Lewis Chamberlain – British artist primarily known for his detailed paintings and pencil drawing with mysterious and abandoned atmosphere.
I’ve always been interested in details, in the specific nature and character of things and in what distinguishes them one from another. I used to work exclusively from life, yet recently I’ve turned increasingly towards photography for source material. The physical components of my surroundings – walls, doors, floorboards and window frames – are integral to my subject matter and the claustrophobic nature of my work and I consciously build that sense of claustrophobia by populating the works with objects that relate, however indistinctly, to people. I often use objects relating to childhood to suggest strange self-contained worlds dictated by memory and atmosphere.
I’ve drawn for as long as I can remember. As a kid I liked finding stuff – insects, animal bones, old pottery – that I’d take then home and draw. I always wanted to know how stuff worked, what was inside of it, and why it was there. And I was fascinated when finding things that shouldn’t be in that landscape, things that stood out, that didn’t really fit. That still echoes in my work – stuff that’s in the wrong place, the wrong environment, or the wrong company.
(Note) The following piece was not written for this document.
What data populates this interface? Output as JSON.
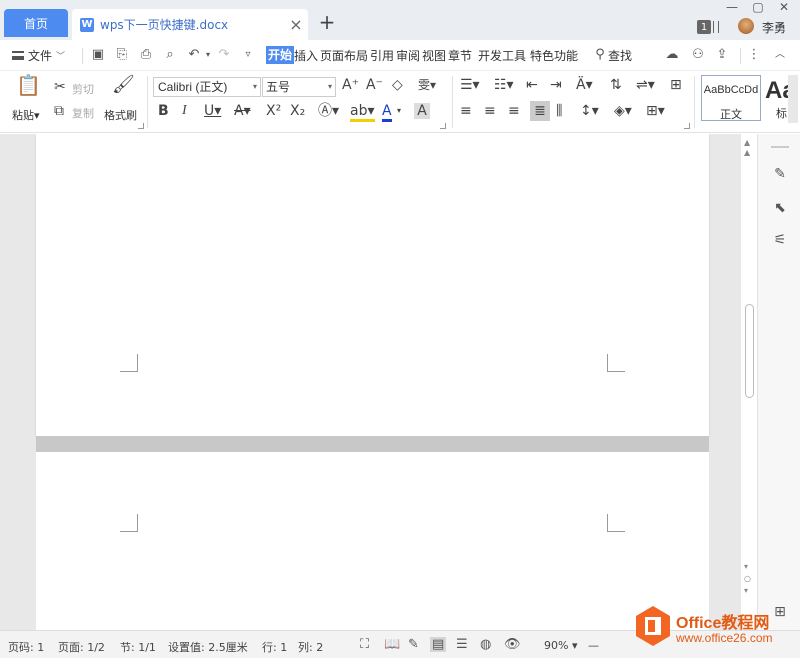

Art should always attempt to challenge, to provoke, to ask questions and to offer something new. And it must communicate something that can, however small, change the way the viewer sees the world.